“If the administration’s policy is one of ‘choice,’ it cannot, consistent with that policy, refuse to accommodate a health care provider’s choice not to participate in abortion,” the USCCB said. “Otherwise, the policy is simply one of unmasked coercion.”
Similarly, it makes no sense to contend that one is working to reduce abortions by increasing access to abortion, the comments said.
“Increasing abortion access increases abortion rates,” the USCCB lawyers said. “The administration cannot coherently—or in good faith—claim to stand for both policies at the same time.”
In soliciting public comment on the proposed rescission, HHS asked whether the regulation “reduces access to information and health care services, particularly by low-income women,” as some groups such as Planned Parenthood and NARAL Pro-Choice America have charged.
The USCCB attorneys said rescinding the conscience regulation “would have uncertain effects on access” to abortion and sterilization, but “would certainly reduce access to life-affirming health care services, especially for poor and underserved populations.”
Faced with a lack of conscience protections, health care providers and institutions opposed to abortion or sterilization could be forced out of business, thus reducing access to all health care, they added. “Indeed, the poorest and neediest patients will suffer the most from such reduction in access to life-affirming health care.”
“Those who allege a conflict between conscience and ‘access’ neglect to ask why rural and other underserved areas are so frequently served only by a Catholic or other faith-based provider,” the USCCB comments said. “This occurs because for-profit providers see no profit margin in serving poor or sparsely populated areas, while religiously affiliated providers … see those patients as having inherent human dignity and human rights.”
“If these providers were barred from acting in accord with the moral and religious convictions that motivated them to provide life-affirming health care in the first place, the result will not be more comprehensive health care for these areas but, in some cases, none at all,” they added.

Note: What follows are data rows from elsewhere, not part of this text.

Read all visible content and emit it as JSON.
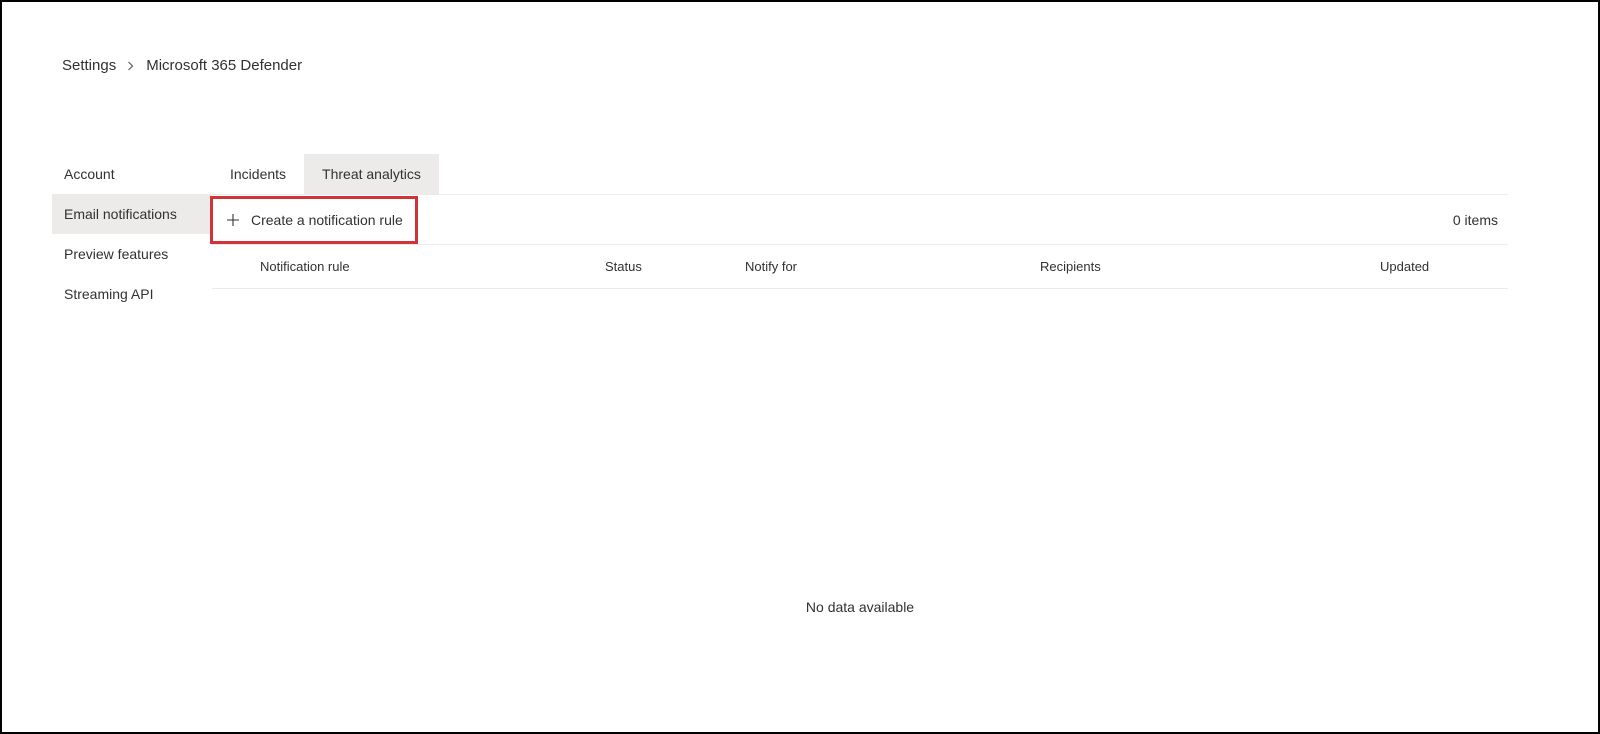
{
  "breadcrumb": {
    "parent": "Settings",
    "current": "Microsoft 365 Defender"
  },
  "sidebar": {
    "items": [
      {
        "label": "Account",
        "active": false
      },
      {
        "label": "Email notifications",
        "active": true
      },
      {
        "label": "Preview features",
        "active": false
      },
      {
        "label": "Streaming API",
        "active": false
      }
    ]
  },
  "tabs": [
    {
      "label": "Incidents",
      "active": false
    },
    {
      "label": "Threat analytics",
      "active": true
    }
  ],
  "toolbar": {
    "create_label": "Create a notification rule",
    "item_count": "0 items"
  },
  "table": {
    "columns": [
      "Notification rule",
      "Status",
      "Notify for",
      "Recipients",
      "Updated"
    ],
    "empty_message": "No data available"
  }
}
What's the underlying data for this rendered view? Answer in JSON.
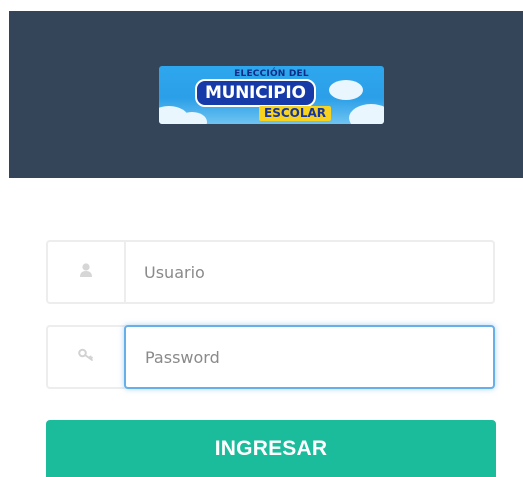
{
  "logo": {
    "line1": "ELECCIÓN DEL",
    "line2": "MUNICIPIO",
    "line3": "ESCOLAR"
  },
  "form": {
    "username": {
      "placeholder": "Usuario",
      "value": "",
      "icon": "user-icon"
    },
    "password": {
      "placeholder": "Password",
      "value": "",
      "icon": "key-icon",
      "focused": true
    },
    "submit_label": "INGRESAR"
  },
  "colors": {
    "header_bg": "#354559",
    "button_bg": "#1abc9c",
    "focus_border": "#66afe9",
    "input_border": "#ededed"
  }
}
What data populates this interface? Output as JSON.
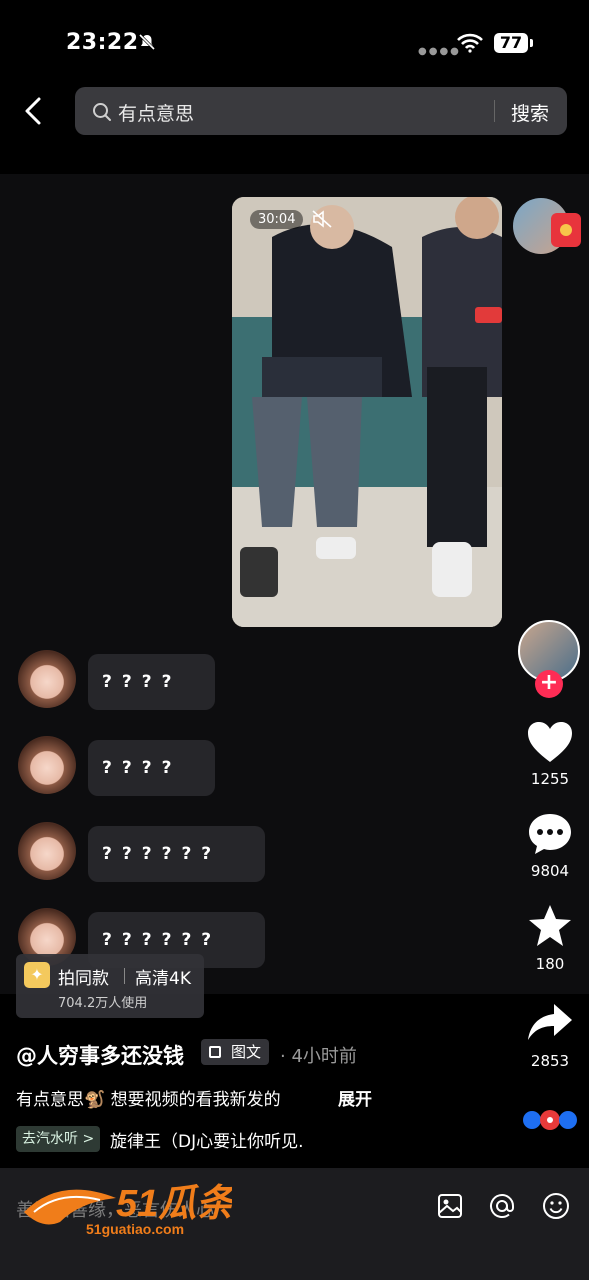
{
  "status_bar": {
    "time": "23:22",
    "battery": "77"
  },
  "header": {
    "search_query": "有点意思",
    "search_button": "搜索"
  },
  "video": {
    "duration": "30:04"
  },
  "chat": [
    {
      "text": "????"
    },
    {
      "text": "????"
    },
    {
      "text": "??????"
    },
    {
      "text": "??????"
    }
  ],
  "actions": {
    "likes": "1255",
    "comments": "9804",
    "favorites": "180",
    "shares": "2853"
  },
  "template_chip": {
    "label": "拍同款",
    "quality": "高清4K",
    "users": "704.2万人使用"
  },
  "post": {
    "author": "@人穷事多还没钱",
    "type_badge": "图文",
    "time_ago": "· 4小时前",
    "description": "有点意思🐒 想要视频的看我新发的",
    "expand": "展开",
    "music_tag": "去汽水听 >",
    "music": "旋律王（DJ心要让你听见."
  },
  "bottom_bar": {
    "comment_placeholder": "善语结善缘，恶言伤人心"
  },
  "watermark": {
    "brand": "51瓜条",
    "url": "51guatiao.com"
  },
  "colors": {
    "accent": "#fe2c55",
    "background": "#000000",
    "bubble": "#26262a"
  }
}
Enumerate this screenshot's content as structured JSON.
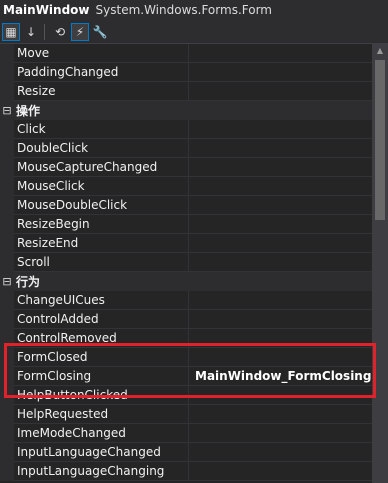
{
  "title": {
    "object_name": "MainWindow",
    "object_type": "System.Windows.Forms.Form"
  },
  "toolbar": {
    "buttons": [
      {
        "icon": "categorized-icon",
        "glyph": "▦",
        "active": true
      },
      {
        "icon": "alphabetical-icon",
        "glyph": "↓",
        "active": false
      },
      {
        "icon": "properties-icon",
        "glyph": "⟲",
        "active": false
      },
      {
        "icon": "events-icon",
        "glyph": "⚡",
        "active": true
      },
      {
        "icon": "property-pages-icon",
        "glyph": "🔧",
        "active": false
      }
    ]
  },
  "rows": [
    {
      "kind": "prop",
      "name": "Move",
      "value": ""
    },
    {
      "kind": "prop",
      "name": "PaddingChanged",
      "value": ""
    },
    {
      "kind": "prop",
      "name": "Resize",
      "value": ""
    },
    {
      "kind": "cat",
      "toggle": "⊟",
      "name": "操作"
    },
    {
      "kind": "prop",
      "name": "Click",
      "value": ""
    },
    {
      "kind": "prop",
      "name": "DoubleClick",
      "value": ""
    },
    {
      "kind": "prop",
      "name": "MouseCaptureChanged",
      "value": ""
    },
    {
      "kind": "prop",
      "name": "MouseClick",
      "value": ""
    },
    {
      "kind": "prop",
      "name": "MouseDoubleClick",
      "value": ""
    },
    {
      "kind": "prop",
      "name": "ResizeBegin",
      "value": ""
    },
    {
      "kind": "prop",
      "name": "ResizeEnd",
      "value": ""
    },
    {
      "kind": "prop",
      "name": "Scroll",
      "value": ""
    },
    {
      "kind": "cat",
      "toggle": "⊟",
      "name": "行为"
    },
    {
      "kind": "prop",
      "name": "ChangeUICues",
      "value": ""
    },
    {
      "kind": "prop",
      "name": "ControlAdded",
      "value": ""
    },
    {
      "kind": "prop",
      "name": "ControlRemoved",
      "value": ""
    },
    {
      "kind": "prop",
      "name": "FormClosed",
      "value": ""
    },
    {
      "kind": "prop",
      "name": "FormClosing",
      "value": "MainWindow_FormClosing"
    },
    {
      "kind": "prop",
      "name": "HelpButtonClicked",
      "value": ""
    },
    {
      "kind": "prop",
      "name": "HelpRequested",
      "value": ""
    },
    {
      "kind": "prop",
      "name": "ImeModeChanged",
      "value": ""
    },
    {
      "kind": "prop",
      "name": "InputLanguageChanged",
      "value": ""
    },
    {
      "kind": "prop",
      "name": "InputLanguageChanging",
      "value": ""
    }
  ],
  "colors": {
    "highlight": "#e0232a",
    "background": "#252526",
    "accent": "#007acc"
  }
}
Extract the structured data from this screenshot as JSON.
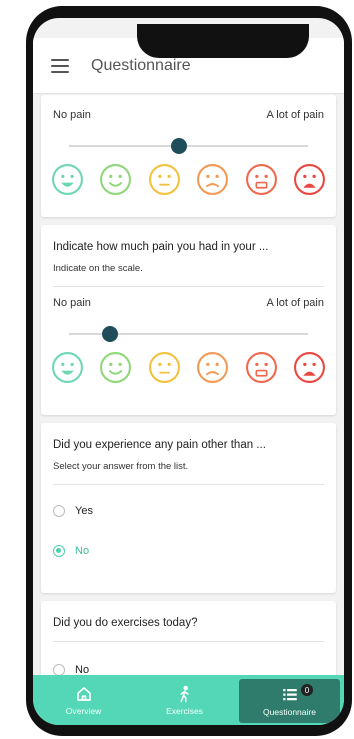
{
  "appbar": {
    "title": "Questionnaire",
    "menu_icon": "hamburger-menu-icon"
  },
  "pain_scale": {
    "min_label": "No pain",
    "max_label": "A lot of pain",
    "faces": [
      {
        "name": "face-laughing-icon",
        "color": "#6fd6b5"
      },
      {
        "name": "face-smiling-icon",
        "color": "#8fd77a"
      },
      {
        "name": "face-neutral-icon",
        "color": "#f2c13d"
      },
      {
        "name": "face-worried-icon",
        "color": "#f29a55"
      },
      {
        "name": "face-grimacing-icon",
        "color": "#ee6a4f"
      },
      {
        "name": "face-crying-icon",
        "color": "#e9473f"
      }
    ]
  },
  "questions": {
    "q1": {
      "slider_value": 0.46
    },
    "q2": {
      "title": "Indicate how much pain you had in your ...",
      "subtitle": "Indicate on the scale.",
      "slider_value": 0.17
    },
    "q3": {
      "title": "Did you experience any pain other than ...",
      "subtitle": "Select your answer from the list.",
      "options": [
        {
          "label": "Yes",
          "checked": false
        },
        {
          "label": "No",
          "checked": true
        }
      ]
    },
    "q4": {
      "title": "Did you do exercises today?",
      "options": [
        {
          "label": "No",
          "checked": false
        }
      ]
    }
  },
  "bottom_nav": {
    "items": [
      {
        "label": "Overview",
        "icon": "home-icon",
        "active": false
      },
      {
        "label": "Exercises",
        "icon": "walking-person-icon",
        "active": false
      },
      {
        "label": "Questionnaire",
        "icon": "list-icon",
        "active": true,
        "badge": "0"
      }
    ]
  },
  "colors": {
    "accent": "#54d7b7",
    "active_tab": "#2f7c6c",
    "slider_thumb": "#1f4e5a"
  }
}
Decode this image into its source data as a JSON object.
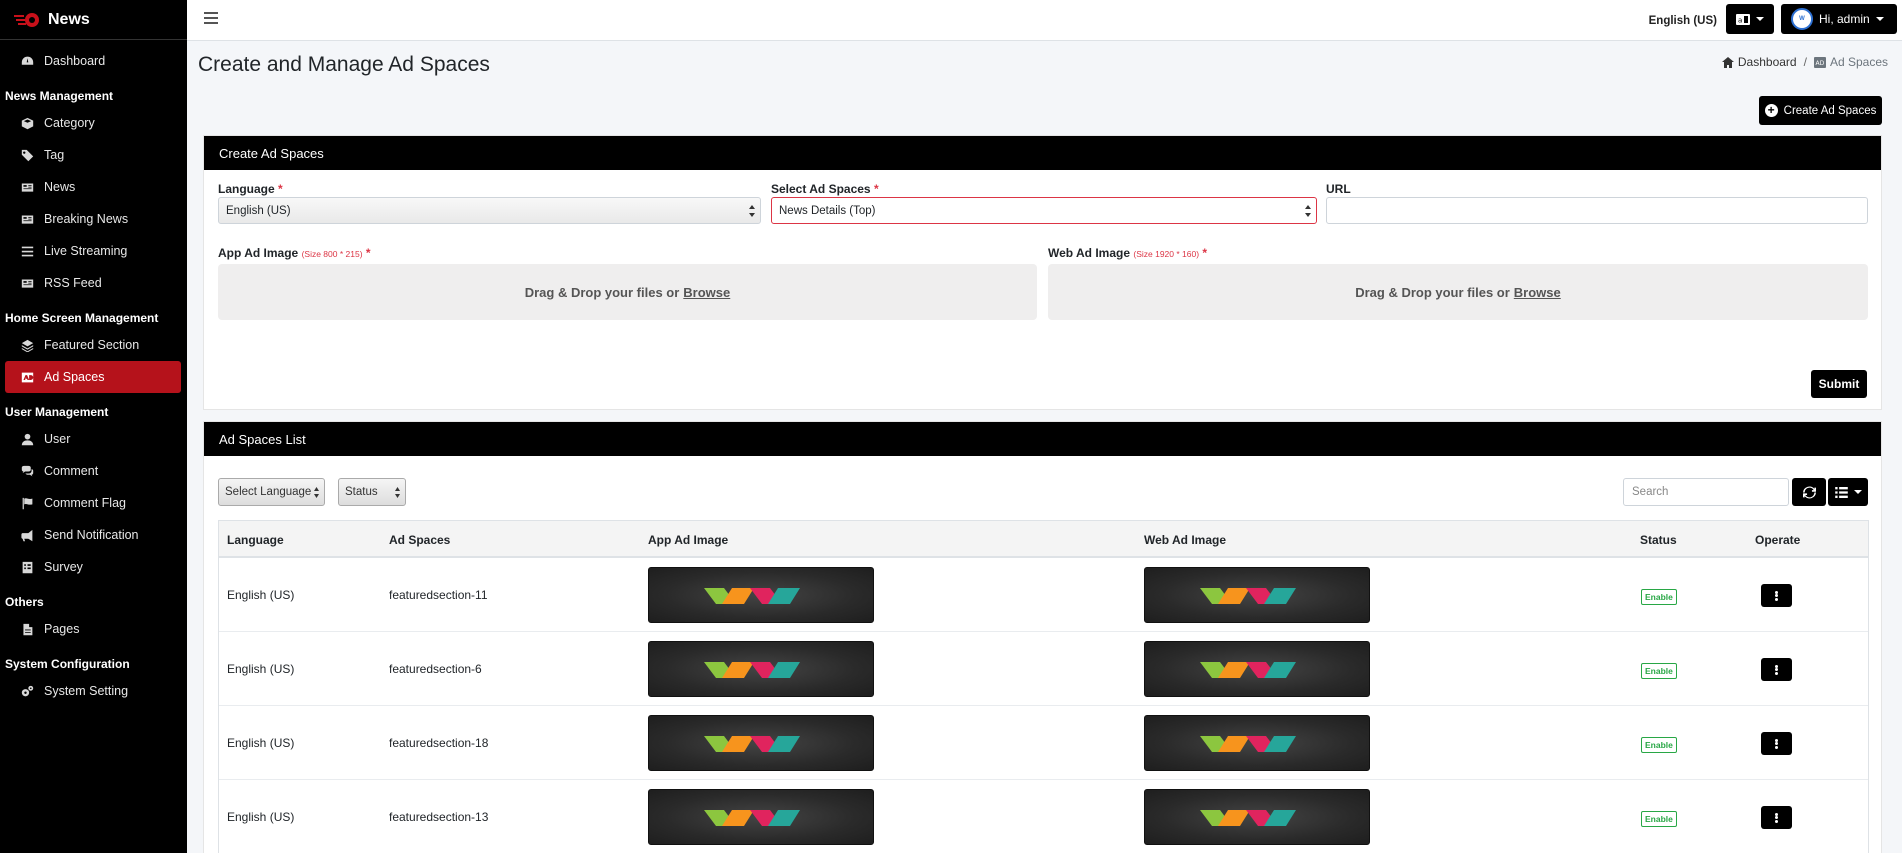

As evidence of the need for the current regulation, the USCCB attorneys said negative public reaction even before the rule took effect “demonstrates, at best, a deplorable lack of understanding about the federal legislative rights of conscience on which the regulation is based, at worst outright hostility to those statutory rights.”
They also cited actions by groups such as the American College of Obstetricians and Gynecologists, the American Civil Liberties Union, NARAL Pro-Choice America and various state and local governments to ignore or override conscience rights in violation of the current federal statutes.
The USCCB called for outreach and educational efforts by HHS about the regulation “in addition to, rather than in lieu of, vigorous regulatory implementation of the existing conscience statutes.”
“Public misperception about the conscience regulation and the statutes they enforce is, in and of itself, a testament to the need for regulatory enforcement and other guidance from HHS,” the comments said.
“Congress has made its policy choice—a choice that respects and advances this nation’s founding principles of religious liberty and diversity, and that tends to increase patients’ ready access to basic health care, regardless of their location or socio-economic status,” the comments concluded. “The administration’s regulatory actions should faithfully enforce that existing policy choice.”
Public comments may be made through a link at www.usccb.org/conscienceprotection or by e-mail at firstname.lastname@example.org. Those without access to the Internet may contact the Pro-Life Office at (404) 888-7821.